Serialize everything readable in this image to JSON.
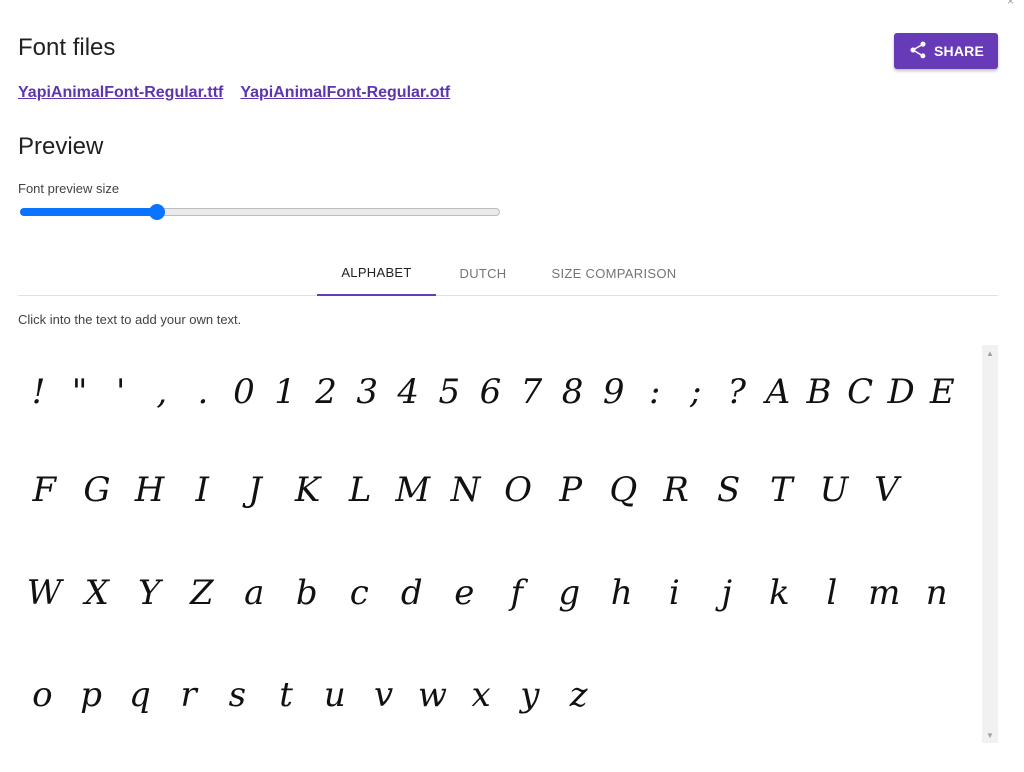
{
  "header": {
    "title": "Font files",
    "share_label": "SHARE"
  },
  "files": [
    {
      "label": "YapiAnimalFont-Regular.ttf"
    },
    {
      "label": "YapiAnimalFont-Regular.otf"
    }
  ],
  "preview": {
    "title": "Preview",
    "size_label": "Font preview size",
    "size_slider_fraction": 0.285
  },
  "tabs": [
    {
      "label": "ALPHABET",
      "active": true
    },
    {
      "label": "DUTCH",
      "active": false
    },
    {
      "label": "SIZE COMPARISON",
      "active": false
    }
  ],
  "hint": "Click into the text to add your own text.",
  "glyph_rows": [
    [
      "!",
      "\"",
      "'",
      ",",
      ".",
      "0",
      "1",
      "2",
      "3",
      "4",
      "5",
      "6",
      "7",
      "8",
      "9",
      ":",
      ";",
      "?",
      "A",
      "B",
      "C",
      "D",
      "E"
    ],
    [
      "F",
      "G",
      "H",
      "I",
      "J",
      "K",
      "L",
      "M",
      "N",
      "O",
      "P",
      "Q",
      "R",
      "S",
      "T",
      "U",
      "V"
    ],
    [
      "W",
      "X",
      "Y",
      "Z",
      "a",
      "b",
      "c",
      "d",
      "e",
      "f",
      "g",
      "h",
      "i",
      "j",
      "k",
      "l",
      "m",
      "n"
    ],
    [
      "o",
      "p",
      "q",
      "r",
      "s",
      "t",
      "u",
      "v",
      "w",
      "x",
      "y",
      "z"
    ]
  ],
  "colors": {
    "accent": "#673ab7",
    "link": "#5e35b1",
    "slider": "#0a73ff"
  },
  "icons": {
    "share": "share-icon",
    "scroll_up": "scroll-up-arrow-icon",
    "scroll_down": "scroll-down-arrow-icon"
  }
}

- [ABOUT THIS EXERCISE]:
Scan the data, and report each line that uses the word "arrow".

- [EXERCISE SOLUTION]:
    "scroll_up": "scroll-up-arrow-icon",
    "scroll_down": "scroll-down-arrow-icon"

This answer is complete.